What you have to do
Please filter the data down to the lines that include the word "Windows" and copy them.

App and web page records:
• • • • • • •
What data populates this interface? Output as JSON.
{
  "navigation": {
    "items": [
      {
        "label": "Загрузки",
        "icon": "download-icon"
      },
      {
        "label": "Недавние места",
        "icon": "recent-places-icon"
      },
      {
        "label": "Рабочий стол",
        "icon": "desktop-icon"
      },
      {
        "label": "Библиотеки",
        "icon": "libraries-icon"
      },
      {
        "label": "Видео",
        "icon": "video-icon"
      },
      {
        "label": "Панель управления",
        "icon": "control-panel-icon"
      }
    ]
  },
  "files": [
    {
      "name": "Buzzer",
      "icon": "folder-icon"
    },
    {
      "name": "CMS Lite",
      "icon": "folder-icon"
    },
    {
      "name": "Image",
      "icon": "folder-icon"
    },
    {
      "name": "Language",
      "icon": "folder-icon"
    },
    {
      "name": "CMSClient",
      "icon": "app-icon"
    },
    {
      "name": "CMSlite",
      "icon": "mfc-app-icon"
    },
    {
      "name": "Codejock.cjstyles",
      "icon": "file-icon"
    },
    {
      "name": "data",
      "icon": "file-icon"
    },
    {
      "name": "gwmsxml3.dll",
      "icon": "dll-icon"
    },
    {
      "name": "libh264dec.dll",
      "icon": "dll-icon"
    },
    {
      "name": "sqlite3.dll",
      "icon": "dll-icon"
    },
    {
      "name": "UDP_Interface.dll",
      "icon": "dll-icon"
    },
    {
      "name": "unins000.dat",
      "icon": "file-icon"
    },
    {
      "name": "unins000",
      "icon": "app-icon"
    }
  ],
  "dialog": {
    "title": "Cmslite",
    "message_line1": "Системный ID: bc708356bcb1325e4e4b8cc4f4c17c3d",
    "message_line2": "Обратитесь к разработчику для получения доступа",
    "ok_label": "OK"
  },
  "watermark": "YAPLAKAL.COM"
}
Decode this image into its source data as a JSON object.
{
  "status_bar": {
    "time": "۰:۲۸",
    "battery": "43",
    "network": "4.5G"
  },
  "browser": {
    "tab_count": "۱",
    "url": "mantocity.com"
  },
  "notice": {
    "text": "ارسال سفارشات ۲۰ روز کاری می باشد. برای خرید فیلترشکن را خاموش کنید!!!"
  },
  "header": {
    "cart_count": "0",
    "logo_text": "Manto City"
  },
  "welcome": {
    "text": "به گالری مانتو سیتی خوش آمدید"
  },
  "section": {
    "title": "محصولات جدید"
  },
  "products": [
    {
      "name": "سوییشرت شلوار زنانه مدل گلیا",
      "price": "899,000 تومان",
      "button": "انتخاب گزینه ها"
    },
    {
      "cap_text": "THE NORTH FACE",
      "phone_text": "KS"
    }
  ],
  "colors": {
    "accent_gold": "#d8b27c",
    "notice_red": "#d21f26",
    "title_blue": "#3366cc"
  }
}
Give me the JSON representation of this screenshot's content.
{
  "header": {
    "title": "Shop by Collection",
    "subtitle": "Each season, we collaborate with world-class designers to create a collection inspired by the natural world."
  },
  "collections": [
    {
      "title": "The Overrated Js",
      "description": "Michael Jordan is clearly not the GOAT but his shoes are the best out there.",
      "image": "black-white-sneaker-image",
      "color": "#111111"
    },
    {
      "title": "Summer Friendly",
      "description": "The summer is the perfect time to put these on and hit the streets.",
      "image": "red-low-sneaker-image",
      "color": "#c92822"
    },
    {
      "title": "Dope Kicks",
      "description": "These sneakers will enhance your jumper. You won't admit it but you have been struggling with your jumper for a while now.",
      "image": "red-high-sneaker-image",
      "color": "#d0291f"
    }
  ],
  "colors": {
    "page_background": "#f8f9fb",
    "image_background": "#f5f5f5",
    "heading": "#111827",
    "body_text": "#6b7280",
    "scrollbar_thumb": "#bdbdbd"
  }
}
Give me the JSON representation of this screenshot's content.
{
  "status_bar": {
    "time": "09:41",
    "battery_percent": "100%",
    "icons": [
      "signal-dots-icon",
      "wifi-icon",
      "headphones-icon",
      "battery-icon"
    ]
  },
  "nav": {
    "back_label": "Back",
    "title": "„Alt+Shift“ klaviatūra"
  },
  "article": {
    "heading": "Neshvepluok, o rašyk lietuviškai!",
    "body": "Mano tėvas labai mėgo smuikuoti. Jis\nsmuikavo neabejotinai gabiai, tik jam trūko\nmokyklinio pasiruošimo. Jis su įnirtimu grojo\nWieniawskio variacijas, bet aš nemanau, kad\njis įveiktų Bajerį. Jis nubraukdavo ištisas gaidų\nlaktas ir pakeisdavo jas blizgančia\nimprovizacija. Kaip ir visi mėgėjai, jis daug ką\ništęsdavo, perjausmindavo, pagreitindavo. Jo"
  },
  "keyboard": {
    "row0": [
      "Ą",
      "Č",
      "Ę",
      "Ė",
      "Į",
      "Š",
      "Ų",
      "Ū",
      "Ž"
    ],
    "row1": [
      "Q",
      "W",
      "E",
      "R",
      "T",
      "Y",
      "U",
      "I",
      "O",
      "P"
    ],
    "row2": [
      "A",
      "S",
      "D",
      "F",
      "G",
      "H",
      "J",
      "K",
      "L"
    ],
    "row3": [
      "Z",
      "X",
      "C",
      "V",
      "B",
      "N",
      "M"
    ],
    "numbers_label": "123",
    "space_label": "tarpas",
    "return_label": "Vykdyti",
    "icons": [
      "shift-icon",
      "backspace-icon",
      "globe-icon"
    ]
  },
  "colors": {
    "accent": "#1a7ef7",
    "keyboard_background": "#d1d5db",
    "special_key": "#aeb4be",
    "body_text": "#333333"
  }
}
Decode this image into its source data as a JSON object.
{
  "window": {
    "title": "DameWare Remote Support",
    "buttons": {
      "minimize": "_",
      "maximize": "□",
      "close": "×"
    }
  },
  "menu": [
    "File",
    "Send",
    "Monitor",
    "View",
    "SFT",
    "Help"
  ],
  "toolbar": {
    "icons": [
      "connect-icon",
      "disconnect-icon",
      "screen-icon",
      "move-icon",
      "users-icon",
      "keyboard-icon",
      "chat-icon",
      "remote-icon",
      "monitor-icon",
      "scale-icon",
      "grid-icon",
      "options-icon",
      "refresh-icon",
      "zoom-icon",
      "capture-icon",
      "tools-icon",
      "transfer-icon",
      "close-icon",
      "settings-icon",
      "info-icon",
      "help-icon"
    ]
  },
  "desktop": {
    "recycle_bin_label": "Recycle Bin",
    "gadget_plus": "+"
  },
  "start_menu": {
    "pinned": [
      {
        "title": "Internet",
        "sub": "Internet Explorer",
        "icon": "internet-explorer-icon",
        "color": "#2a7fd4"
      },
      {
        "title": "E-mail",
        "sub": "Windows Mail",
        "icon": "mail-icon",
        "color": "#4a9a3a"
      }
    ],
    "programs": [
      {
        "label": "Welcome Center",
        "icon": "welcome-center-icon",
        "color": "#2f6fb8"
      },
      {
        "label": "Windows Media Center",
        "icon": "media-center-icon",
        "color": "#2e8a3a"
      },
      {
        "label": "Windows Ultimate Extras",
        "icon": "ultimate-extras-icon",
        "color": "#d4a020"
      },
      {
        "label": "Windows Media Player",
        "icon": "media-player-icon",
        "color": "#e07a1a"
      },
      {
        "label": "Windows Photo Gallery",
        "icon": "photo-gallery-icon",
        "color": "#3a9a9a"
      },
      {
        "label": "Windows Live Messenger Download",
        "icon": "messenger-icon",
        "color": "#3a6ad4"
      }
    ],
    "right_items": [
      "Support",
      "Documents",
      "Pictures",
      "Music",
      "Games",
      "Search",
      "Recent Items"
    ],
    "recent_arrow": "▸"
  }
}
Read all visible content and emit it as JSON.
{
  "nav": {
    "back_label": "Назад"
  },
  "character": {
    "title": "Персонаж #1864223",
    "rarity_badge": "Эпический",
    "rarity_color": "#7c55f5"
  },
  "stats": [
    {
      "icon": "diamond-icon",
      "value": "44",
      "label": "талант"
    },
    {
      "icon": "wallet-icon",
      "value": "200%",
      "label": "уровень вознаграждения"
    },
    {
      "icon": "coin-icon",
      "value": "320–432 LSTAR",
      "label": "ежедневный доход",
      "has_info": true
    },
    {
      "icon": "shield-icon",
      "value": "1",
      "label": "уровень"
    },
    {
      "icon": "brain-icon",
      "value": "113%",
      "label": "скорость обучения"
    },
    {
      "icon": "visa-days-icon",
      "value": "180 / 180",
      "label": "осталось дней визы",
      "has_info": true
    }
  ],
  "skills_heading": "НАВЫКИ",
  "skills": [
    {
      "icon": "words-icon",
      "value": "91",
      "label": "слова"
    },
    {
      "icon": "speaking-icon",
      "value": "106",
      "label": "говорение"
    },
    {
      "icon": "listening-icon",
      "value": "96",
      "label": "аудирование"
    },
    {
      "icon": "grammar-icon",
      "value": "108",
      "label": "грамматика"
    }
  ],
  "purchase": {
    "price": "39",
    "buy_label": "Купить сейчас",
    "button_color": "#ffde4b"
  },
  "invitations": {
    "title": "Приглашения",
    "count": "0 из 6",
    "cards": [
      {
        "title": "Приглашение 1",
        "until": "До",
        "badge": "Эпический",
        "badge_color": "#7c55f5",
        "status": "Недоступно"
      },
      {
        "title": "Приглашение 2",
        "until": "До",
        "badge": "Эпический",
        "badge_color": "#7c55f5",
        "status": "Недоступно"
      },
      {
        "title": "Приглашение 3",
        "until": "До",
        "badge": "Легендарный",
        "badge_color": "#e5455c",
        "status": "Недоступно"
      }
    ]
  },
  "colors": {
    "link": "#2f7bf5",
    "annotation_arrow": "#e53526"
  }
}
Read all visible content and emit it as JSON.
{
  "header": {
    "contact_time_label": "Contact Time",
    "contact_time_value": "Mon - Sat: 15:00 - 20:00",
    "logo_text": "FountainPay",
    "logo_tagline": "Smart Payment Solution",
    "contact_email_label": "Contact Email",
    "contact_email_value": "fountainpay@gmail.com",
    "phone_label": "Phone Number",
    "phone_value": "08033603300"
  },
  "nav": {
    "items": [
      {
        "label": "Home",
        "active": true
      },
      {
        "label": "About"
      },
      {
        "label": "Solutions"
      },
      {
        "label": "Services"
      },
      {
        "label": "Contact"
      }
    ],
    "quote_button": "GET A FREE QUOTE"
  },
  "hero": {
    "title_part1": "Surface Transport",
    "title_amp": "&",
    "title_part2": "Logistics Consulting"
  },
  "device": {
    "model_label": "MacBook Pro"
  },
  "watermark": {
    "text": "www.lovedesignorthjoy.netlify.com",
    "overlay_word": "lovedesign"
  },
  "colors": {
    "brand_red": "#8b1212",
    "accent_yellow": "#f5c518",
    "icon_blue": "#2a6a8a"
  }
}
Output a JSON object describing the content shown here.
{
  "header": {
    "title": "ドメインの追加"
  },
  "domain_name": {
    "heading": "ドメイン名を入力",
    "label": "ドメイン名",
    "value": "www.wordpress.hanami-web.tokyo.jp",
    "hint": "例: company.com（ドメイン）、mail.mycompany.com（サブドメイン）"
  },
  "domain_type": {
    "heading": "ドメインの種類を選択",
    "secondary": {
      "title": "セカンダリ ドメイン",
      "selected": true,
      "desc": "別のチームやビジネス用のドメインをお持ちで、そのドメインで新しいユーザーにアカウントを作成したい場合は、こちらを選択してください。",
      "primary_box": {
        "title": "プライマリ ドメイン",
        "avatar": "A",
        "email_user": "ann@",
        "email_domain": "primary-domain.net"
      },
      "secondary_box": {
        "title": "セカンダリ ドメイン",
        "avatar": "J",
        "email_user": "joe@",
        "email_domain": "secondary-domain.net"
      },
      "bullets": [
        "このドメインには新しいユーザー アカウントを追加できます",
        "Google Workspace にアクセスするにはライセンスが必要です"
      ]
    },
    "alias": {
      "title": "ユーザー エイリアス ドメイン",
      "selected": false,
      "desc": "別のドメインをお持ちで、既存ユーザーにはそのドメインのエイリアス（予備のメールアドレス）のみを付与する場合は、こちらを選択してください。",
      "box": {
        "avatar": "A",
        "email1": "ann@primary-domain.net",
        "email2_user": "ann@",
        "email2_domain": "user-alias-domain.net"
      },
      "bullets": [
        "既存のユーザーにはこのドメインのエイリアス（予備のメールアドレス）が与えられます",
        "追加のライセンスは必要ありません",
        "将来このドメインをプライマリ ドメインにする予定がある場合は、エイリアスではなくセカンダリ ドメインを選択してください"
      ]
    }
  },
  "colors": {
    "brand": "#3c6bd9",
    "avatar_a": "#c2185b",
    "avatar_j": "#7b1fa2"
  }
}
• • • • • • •
Result of this task
        "sub": "Windows Mail",
        "label": "Windows Media Center",
        "label": "Windows Ultimate Extras",
        "label": "Windows Media Player",
        "label": "Windows Photo Gallery",
        "label": "Windows Live Messenger Download",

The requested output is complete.